== SOURCE DATA

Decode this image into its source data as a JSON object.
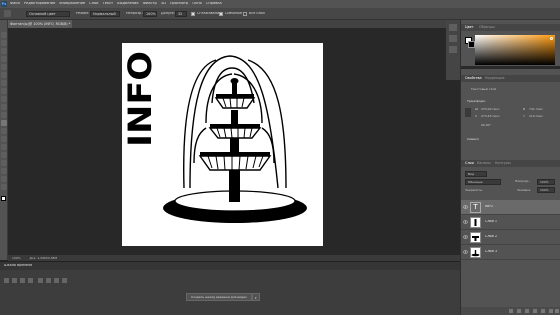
{
  "menubar": {
    "logo": "Ps",
    "items": [
      "Файл",
      "Редактирование",
      "Изображение",
      "Слои",
      "Текст",
      "Выделение",
      "Фильтр",
      "3D",
      "Просмотр",
      "Окно",
      "Справка"
    ]
  },
  "optbar": {
    "style_label": "Основной цвет",
    "mode_label": "Режим:",
    "mode_value": "Нормальный",
    "opacity_label": "Непрозр.:",
    "opacity_value": "100%",
    "tolerance_label": "Допуск:",
    "tolerance_value": "32",
    "antialias_label": "Сглаживание",
    "contiguous_label": "Смежные",
    "all_layers_label": "Все слои"
  },
  "document": {
    "tab_title": "Фонтан(ы)@ 100% (INFO, RGB/8) *",
    "artwork_text": "INFO",
    "status_zoom": "100%",
    "status_doc": "Док: 1,09М/4,38М"
  },
  "right_panel": {
    "color_tabs": [
      "Цвет",
      "Образцы"
    ],
    "props_tabs": [
      "Свойства",
      "Коррекция"
    ],
    "props_type": "Текстовый слой",
    "transform_label": "Трансформ.",
    "w_label": "Ш",
    "w_value": "233,99 пикс",
    "h_label": "В",
    "h_value": "741 пикс",
    "x_label": "X",
    "x_value": "273,63 пикс",
    "y_label": "Y",
    "y_value": "110 пикс",
    "angle_value": "90,00°",
    "char_label": "Символ",
    "layers_tabs": [
      "Слои",
      "Каналы",
      "Контуры"
    ],
    "layers_kind": "Вид",
    "layers_mode": "Обычные",
    "layers_opacity_label": "Непрозр.:",
    "layers_opacity_value": "100%",
    "lock_label": "Закрепить:",
    "fill_label": "Заливка:",
    "fill_value": "100%",
    "layers": [
      {
        "name": "INFO",
        "kind": "text",
        "selected": true
      },
      {
        "name": "Слой 1",
        "kind": "image",
        "selected": false
      },
      {
        "name": "Слой 2",
        "kind": "image",
        "selected": false
      },
      {
        "name": "Слой 3",
        "kind": "image",
        "selected": false
      }
    ]
  },
  "timeline": {
    "title": "Шкала времени",
    "create_button": "Создать шкалу времени для видео"
  },
  "colors": {
    "foreground": "#ffffff",
    "background": "#000000",
    "accent": "#1e90ff"
  }
}
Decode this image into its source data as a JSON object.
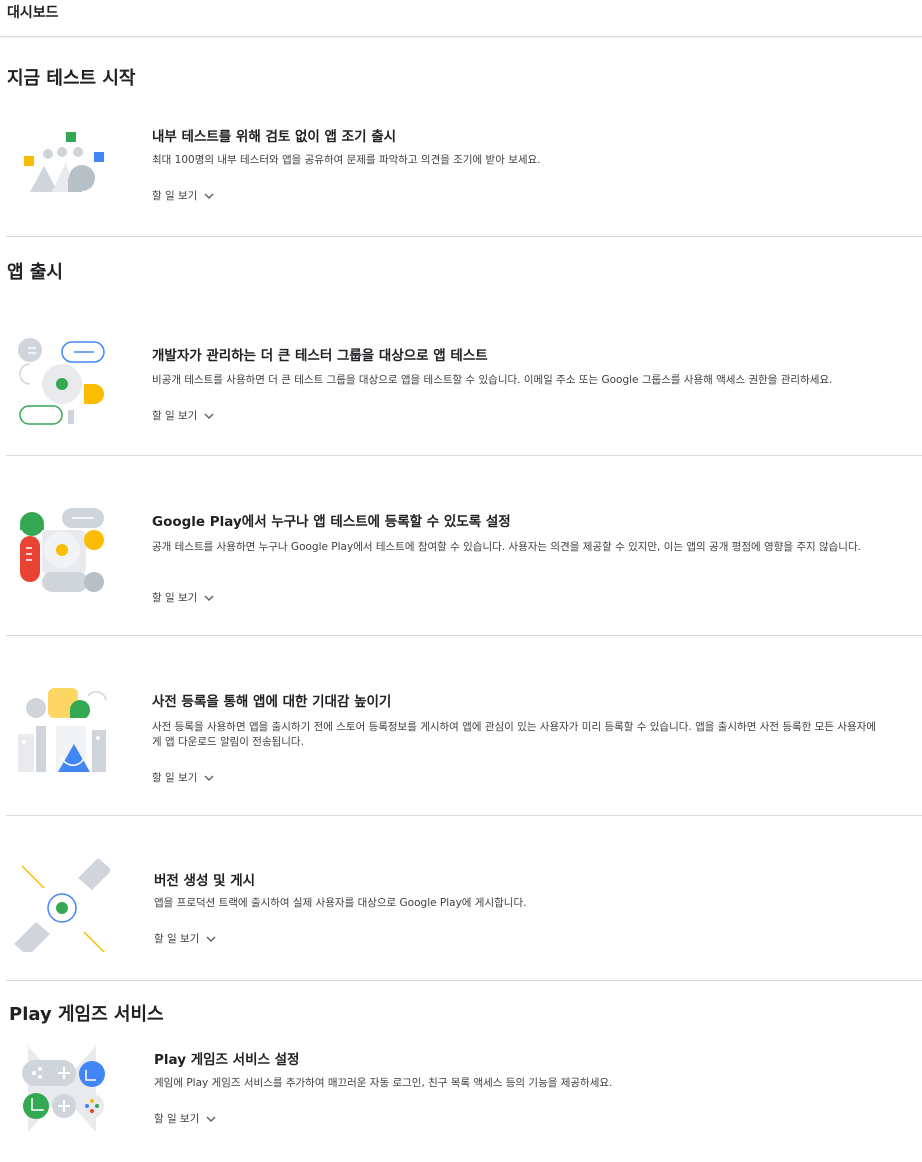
{
  "header": {
    "title": "대시보드"
  },
  "sections": {
    "start_testing": {
      "title": "지금 테스트 시작"
    },
    "release": {
      "title": "앱 출시"
    },
    "games": {
      "title": "Play 게임즈 서비스"
    }
  },
  "cards": [
    {
      "title": "내부 테스트를 위해 검토 없이 앱 조기 출시",
      "desc": "최대 100명의 내부 테스터와 앱을 공유하여 문제를 파악하고 의견을 조기에 받아 보세요.",
      "todo": "할 일 보기"
    },
    {
      "title": "개발자가 관리하는 더 큰 테스터 그룹을 대상으로 앱 테스트",
      "desc": "비공개 테스트를 사용하면 더 큰 테스트 그룹을 대상으로 앱을 테스트할 수 있습니다. 이메일 주소 또는 Google 그룹스를 사용해 액세스 권한을 관리하세요.",
      "todo": "할 일 보기"
    },
    {
      "title": "Google Play에서 누구나 앱 테스트에 등록할 수 있도록 설정",
      "desc": "공개 테스트를 사용하면 누구나 Google Play에서 테스트에 참여할 수 있습니다. 사용자는 의견을 제공할 수 있지만, 이는 앱의 공개 평점에 영향을 주지 않습니다.",
      "todo": "할 일 보기"
    },
    {
      "title": "사전 등록을 통해 앱에 대한 기대감 높이기",
      "desc": "사전 등록을 사용하면 앱을 출시하기 전에 스토어 등록정보를 게시하여 앱에 관심이 있는 사용자가 미리 등록할 수 있습니다. 앱을 출시하면 사전 등록한 모든 사용자에게 앱 다운로드 알림이 전송됩니다.",
      "todo": "할 일 보기"
    },
    {
      "title": "버전 생성 및 게시",
      "desc": "앱을 프로덕션 트랙에 출시하여 실제 사용자를 대상으로 Google Play에 게시합니다.",
      "todo": "할 일 보기"
    },
    {
      "title": "Play 게임즈 서비스 설정",
      "desc": "게임에 Play 게임즈 서비스를 추가하여 매끄러운 자동 로그인, 친구 목록 액세스 등의 기능을 제공하세요.",
      "todo": "할 일 보기"
    }
  ],
  "colors": {
    "green": "#34a853",
    "yellow": "#fbbc04",
    "blue": "#4285f4",
    "red": "#ea4335",
    "gray": "#cfd5da"
  }
}
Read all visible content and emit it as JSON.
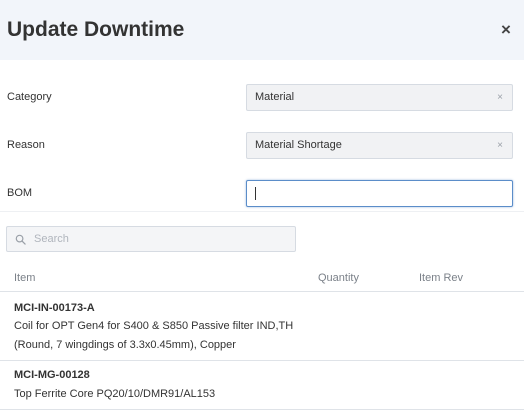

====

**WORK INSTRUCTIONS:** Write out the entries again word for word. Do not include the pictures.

**ANSWER AREA:**
Decode this image into its source data as a JSON object.
{
  "menubar": {
    "logo": "Ps",
    "items": [
      "Файл",
      "Редактирование",
      "Изображение",
      "Слои",
      "Текст",
      "Выделение",
      "Фильтр",
      "3D",
      "Просмотр",
      "Окно",
      "Справка"
    ]
  },
  "optbar": {
    "style_label": "Основной цвет",
    "mode_label": "Режим:",
    "mode_value": "Нормальный",
    "opacity_label": "Непрозр.:",
    "opacity_value": "100%",
    "tolerance_label": "Допуск:",
    "tolerance_value": "32",
    "antialias_label": "Сглаживание",
    "contiguous_label": "Смежные",
    "all_layers_label": "Все слои"
  },
  "document": {
    "tab_title": "Фонтан(ы)@ 100% (INFO, RGB/8) *",
    "artwork_text": "INFO",
    "status_zoom": "100%",
    "status_doc": "Док: 1,09М/4,38М"
  },
  "right_panel": {
    "color_tabs": [
      "Цвет",
      "Образцы"
    ],
    "props_tabs": [
      "Свойства",
      "Коррекция"
    ],
    "props_type": "Текстовый слой",
    "transform_label": "Трансформ.",
    "w_label": "Ш",
    "w_value": "233,99 пикс",
    "h_label": "В",
    "h_value": "741 пикс",
    "x_label": "X",
    "x_value": "273,63 пикс",
    "y_label": "Y",
    "y_value": "110 пикс",
    "angle_value": "90,00°",
    "char_label": "Символ",
    "layers_tabs": [
      "Слои",
      "Каналы",
      "Контуры"
    ],
    "layers_kind": "Вид",
    "layers_mode": "Обычные",
    "layers_opacity_label": "Непрозр.:",
    "layers_opacity_value": "100%",
    "lock_label": "Закрепить:",
    "fill_label": "Заливка:",
    "fill_value": "100%",
    "layers": [
      {
        "name": "INFO",
        "kind": "text",
        "selected": true
      },
      {
        "name": "Слой 1",
        "kind": "image",
        "selected": false
      },
      {
        "name": "Слой 2",
        "kind": "image",
        "selected": false
      },
      {
        "name": "Слой 3",
        "kind": "image",
        "selected": false
      }
    ]
  },
  "timeline": {
    "title": "Шкала времени",
    "create_button": "Создать шкалу времени для видео"
  },
  "colors": {
    "foreground": "#ffffff",
    "background": "#000000",
    "accent": "#1e90ff"
  }
}
Decode this image into its source data as a JSON object.
{
  "header": {
    "title": "대시보드"
  },
  "sections": {
    "start_testing": {
      "title": "지금 테스트 시작"
    },
    "release": {
      "title": "앱 출시"
    },
    "games": {
      "title": "Play 게임즈 서비스"
    }
  },
  "cards": [
    {
      "title": "내부 테스트를 위해 검토 없이 앱 조기 출시",
      "desc": "최대 100명의 내부 테스터와 앱을 공유하여 문제를 파악하고 의견을 조기에 받아 보세요.",
      "todo": "할 일 보기"
    },
    {
      "title": "개발자가 관리하는 더 큰 테스터 그룹을 대상으로 앱 테스트",
      "desc": "비공개 테스트를 사용하면 더 큰 테스트 그룹을 대상으로 앱을 테스트할 수 있습니다. 이메일 주소 또는 Google 그룹스를 사용해 액세스 권한을 관리하세요.",
      "todo": "할 일 보기"
    },
    {
      "title": "Google Play에서 누구나 앱 테스트에 등록할 수 있도록 설정",
      "desc": "공개 테스트를 사용하면 누구나 Google Play에서 테스트에 참여할 수 있습니다. 사용자는 의견을 제공할 수 있지만, 이는 앱의 공개 평점에 영향을 주지 않습니다.",
      "todo": "할 일 보기"
    },
    {
      "title": "사전 등록을 통해 앱에 대한 기대감 높이기",
      "desc": "사전 등록을 사용하면 앱을 출시하기 전에 스토어 등록정보를 게시하여 앱에 관심이 있는 사용자가 미리 등록할 수 있습니다. 앱을 출시하면 사전 등록한 모든 사용자에게 앱 다운로드 알림이 전송됩니다.",
      "todo": "할 일 보기"
    },
    {
      "title": "버전 생성 및 게시",
      "desc": "앱을 프로덕션 트랙에 출시하여 실제 사용자를 대상으로 Google Play에 게시합니다.",
      "todo": "할 일 보기"
    },
    {
      "title": "Play 게임즈 서비스 설정",
      "desc": "게임에 Play 게임즈 서비스를 추가하여 매끄러운 자동 로그인, 친구 목록 액세스 등의 기능을 제공하세요.",
      "todo": "할 일 보기"
    }
  ],
  "colors": {
    "green": "#34a853",
    "yellow": "#fbbc04",
    "blue": "#4285f4",
    "red": "#ea4335",
    "gray": "#cfd5da"
  }
}
Read all visible content and emit it as JSON.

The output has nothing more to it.